Kimball, Venable and their colleagues are publishing their paper, "Contemporary Climate Change in the Sonoran Desert Favors Cold-Adapted Species," in an upcoming issue of the journal Global Change Biology. Amy Angert, now at Colorado State University in Fort Collins, Colo., and Travis Huxman of the UA also are co-authors. The National Science Foundation and the Philecology Foundation of Fort Worth, Texas, funded the research.
In 1982, Venable began intensive research into the growth of desert annuals in relation to climate by setting up permanent study plots at Tumamoc Hill.
His research team has been continually monitoring the germination, survival and seed production of the winter annuals ever since. The weather station on Tumamoc Hill provides records of local temperatures and precipitation.
Venable now has 72 plots and a team of people to study each plant's life. Team members start collecting the data 10 days after the first winter rain and after every subsequent rain. Even when there are no subsequent rain events, the team still collects the data monthly.
For each plot, a clear sheet of stiff plastic serves as the year's record of the plants' location and life history.
On each visit, a researcher places the plastic sheet on a frame 3 inches above the plot and uses a permanent marker to record the location of each germinating plant on the plastic sheet. As the season progresses, each plant's survival and seed production is marked on the same sheet.

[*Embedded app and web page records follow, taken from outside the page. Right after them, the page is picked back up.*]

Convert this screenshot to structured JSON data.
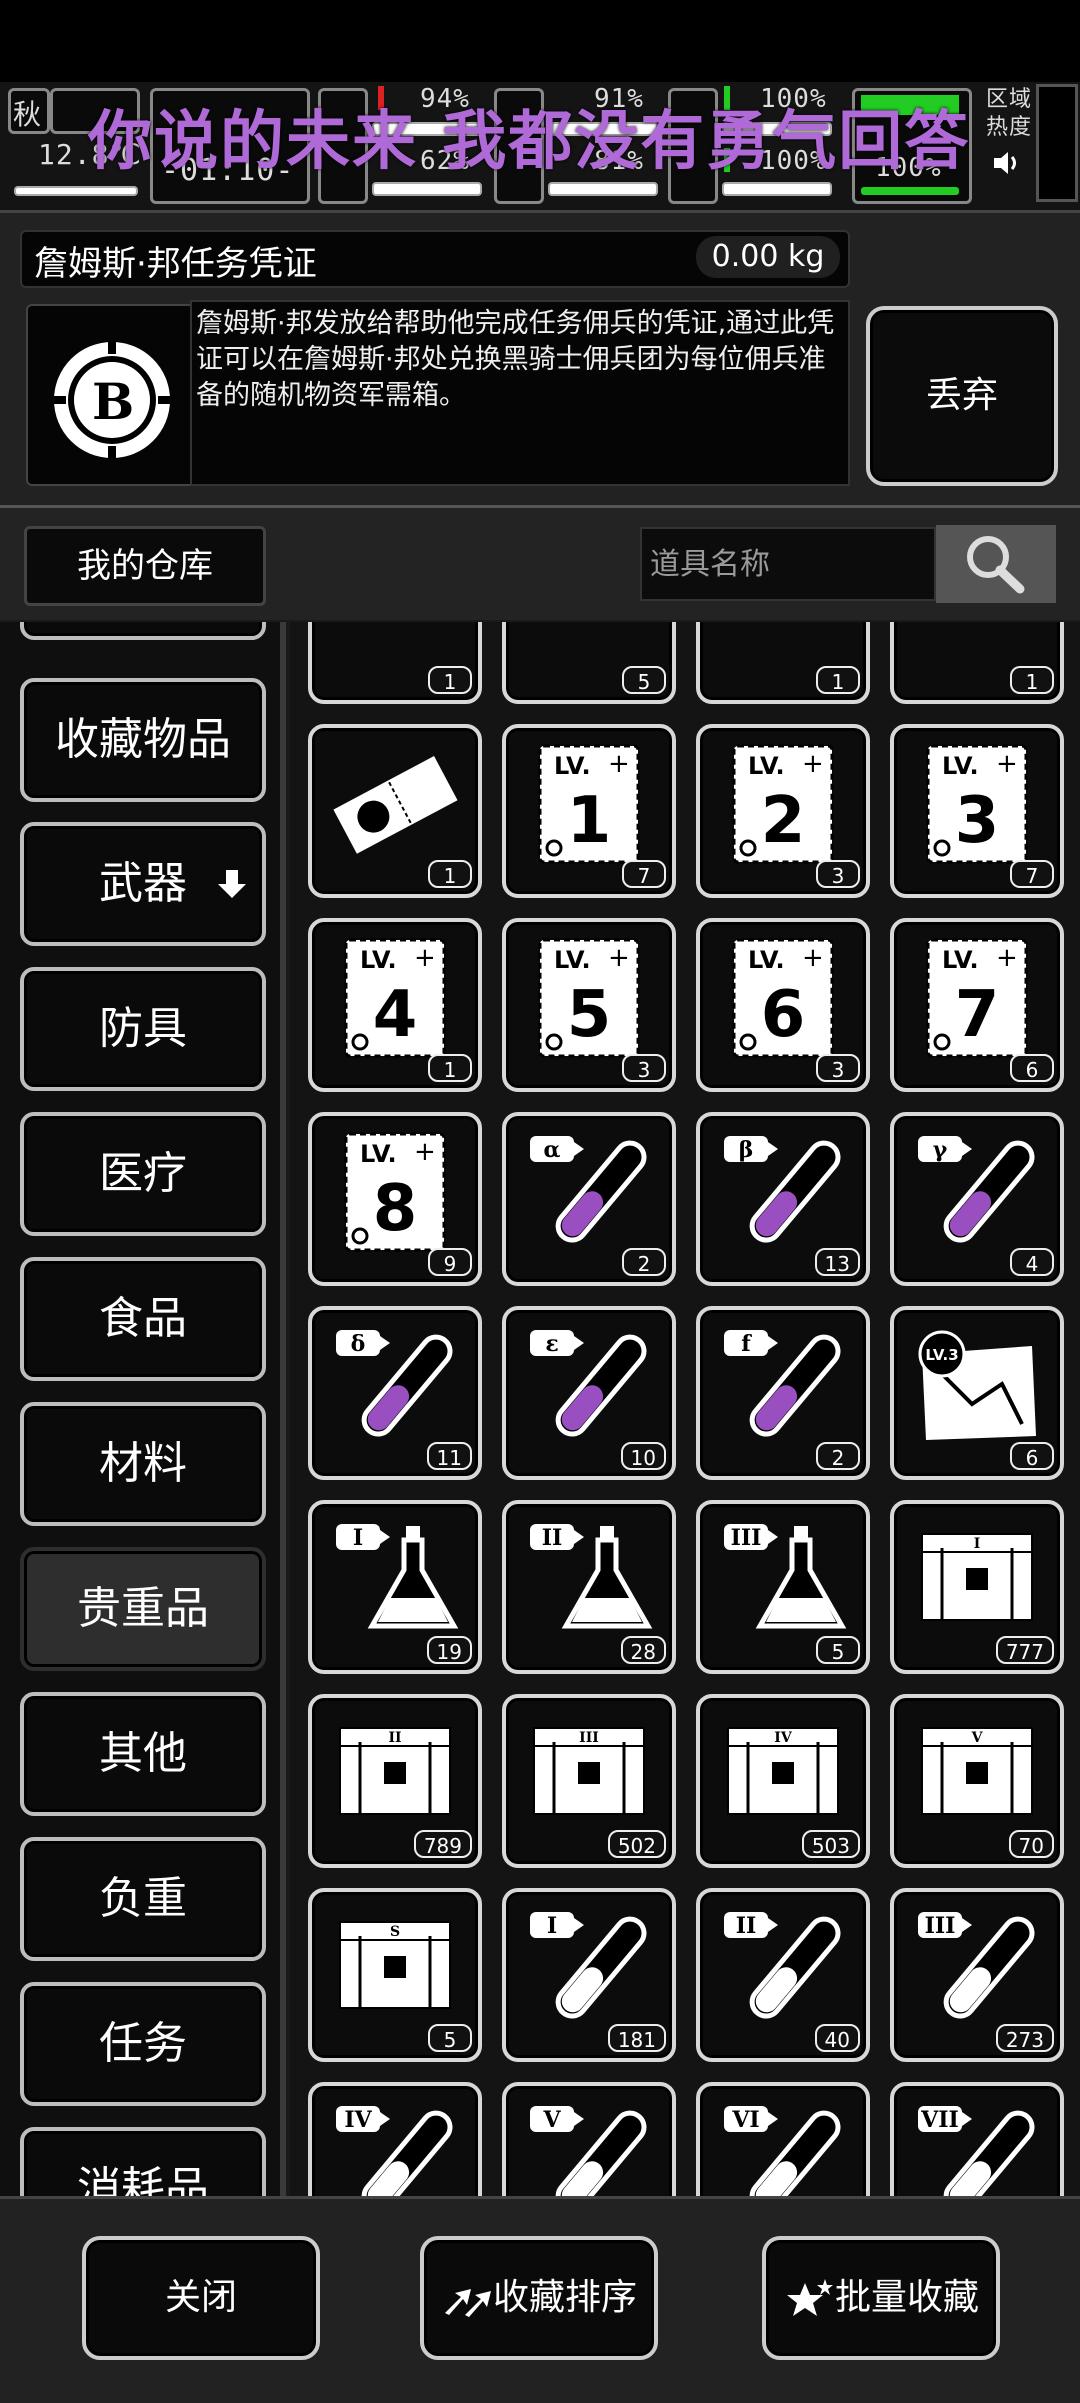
{
  "status": {
    "season": "秋",
    "temperature": "12.8℃",
    "clock": "-01:10-",
    "stat_a_top": "94%",
    "stat_a_bottom": "62%",
    "stat_b_top": "91%",
    "stat_b_bottom": "81%",
    "stat_c_top": "100%",
    "stat_c_bottom": "100%",
    "stat_d_bottom": "100%",
    "zone_label": "区域\n热度",
    "accent_green": "#22cc22",
    "accent_red": "#dd2222"
  },
  "overlay": {
    "lyric": "你说的未来 我都没有勇气回答"
  },
  "item": {
    "name": "詹姆斯·邦任务凭证",
    "weight": "0.00 kg",
    "description": "詹姆斯·邦发放给帮助他完成任务佣兵的凭证,通过此凭证可以在詹姆斯·邦处兑换黑骑士佣兵团为每位佣兵准备的随机物资军需箱。",
    "icon_letter": "B",
    "discard_label": "丢弃"
  },
  "warehouse": {
    "title": "我的仓库",
    "search_placeholder": "道具名称"
  },
  "categories": [
    {
      "label": "收藏物品"
    },
    {
      "label": "武器"
    },
    {
      "label": "防具"
    },
    {
      "label": "医疗"
    },
    {
      "label": "食品"
    },
    {
      "label": "材料"
    },
    {
      "label": "贵重品",
      "active": true
    },
    {
      "label": "其他"
    },
    {
      "label": "负重"
    },
    {
      "label": "任务"
    },
    {
      "label": "消耗品"
    }
  ],
  "items": [
    {
      "icon": "voucher-icon",
      "count": "1"
    },
    {
      "icon": "voucher-icon",
      "count": "5"
    },
    {
      "icon": "voucher-icon",
      "count": "1"
    },
    {
      "icon": "voucher-icon",
      "count": "1"
    },
    {
      "icon": "ticket-icon",
      "count": "1"
    },
    {
      "icon": "level-card-icon",
      "level": "1",
      "count": "7"
    },
    {
      "icon": "level-card-icon",
      "level": "2",
      "count": "3"
    },
    {
      "icon": "level-card-icon",
      "level": "3",
      "count": "7"
    },
    {
      "icon": "level-card-icon",
      "level": "4",
      "count": "1"
    },
    {
      "icon": "level-card-icon",
      "level": "5",
      "count": "3"
    },
    {
      "icon": "level-card-icon",
      "level": "6",
      "count": "3"
    },
    {
      "icon": "level-card-icon",
      "level": "7",
      "count": "6"
    },
    {
      "icon": "level-card-icon",
      "level": "8",
      "count": "9"
    },
    {
      "icon": "purple-tube-icon",
      "tag": "α",
      "count": "2"
    },
    {
      "icon": "purple-tube-icon",
      "tag": "β",
      "count": "13"
    },
    {
      "icon": "purple-tube-icon",
      "tag": "γ",
      "count": "4"
    },
    {
      "icon": "purple-tube-icon",
      "tag": "δ",
      "count": "11"
    },
    {
      "icon": "purple-tube-icon",
      "tag": "ε",
      "count": "10"
    },
    {
      "icon": "purple-tube-icon",
      "tag": "f",
      "count": "2"
    },
    {
      "icon": "map-icon",
      "tag": "LV.3",
      "count": "6"
    },
    {
      "icon": "flask-icon",
      "tag": "I",
      "count": "19"
    },
    {
      "icon": "flask-icon",
      "tag": "II",
      "count": "28"
    },
    {
      "icon": "flask-icon",
      "tag": "III",
      "count": "5"
    },
    {
      "icon": "crate-icon",
      "tag": "I",
      "count": "777"
    },
    {
      "icon": "crate-icon",
      "tag": "II",
      "count": "789"
    },
    {
      "icon": "crate-icon",
      "tag": "III",
      "count": "502"
    },
    {
      "icon": "crate-icon",
      "tag": "IV",
      "count": "503"
    },
    {
      "icon": "crate-icon",
      "tag": "V",
      "count": "70"
    },
    {
      "icon": "crate-icon",
      "tag": "S",
      "count": "5"
    },
    {
      "icon": "white-tube-icon",
      "tag": "I",
      "count": "181"
    },
    {
      "icon": "white-tube-icon",
      "tag": "II",
      "count": "40"
    },
    {
      "icon": "white-tube-icon",
      "tag": "III",
      "count": "273"
    },
    {
      "icon": "white-tube-icon",
      "tag": "IV",
      "count": ""
    },
    {
      "icon": "white-tube-icon",
      "tag": "V",
      "count": ""
    },
    {
      "icon": "white-tube-icon",
      "tag": "VI",
      "count": ""
    },
    {
      "icon": "white-tube-icon",
      "tag": "VII",
      "count": ""
    }
  ],
  "bottom": {
    "close": "关闭",
    "sort": "收藏排序",
    "batch": "批量收藏"
  }
}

To make sure even the littlest plant is not overlooked, the researchers must hunch over the plot and its plastic sheet.
"We use knee pads, for sure," Kimball said.
In 2007, Kimball reviewed the data and realized that the temperature at which germination occurred had declined steadily since 1982. However, some species had not done as badly as others and she wondered why.
So she turned to Venable's long-term data set to see which aspect of the plants' growth was responsible for the change. She wanted to know whether some species were germinating better or grew better or just made more seeds.
In a previous study, Venable and his colleagues had examined the physiology of the nine species and found that some grow better under cold conditions and are more efficient at using water. Those species are now becoming more common as the changing climate shifts the onset of the winter rains.
"The physiological component was the 'Ah Ha!' thing," Venable said. "The more water-use-efficient species are more adapted for growing under cold conditions."
Some cold-adapted winter annuals that are becoming more common are popcorn flower, or Pectocarya recurvata, and Erodium cicutarium, known more commonly as red filaree or storksbill.
In contrast, species that germinate better when it is warm, such as wooly sunflower, known to scientists as Eriophyllum lanosum, and a species of plantain, Plantago insularis, are becoming less common.
"Even though overall the winter growing season is getting warmer, what's important in this system is that the growing season is initiated at a later date under colder temperatures," Kimball said. "This demonstrates that the response of organisms to climate change can be unexpected."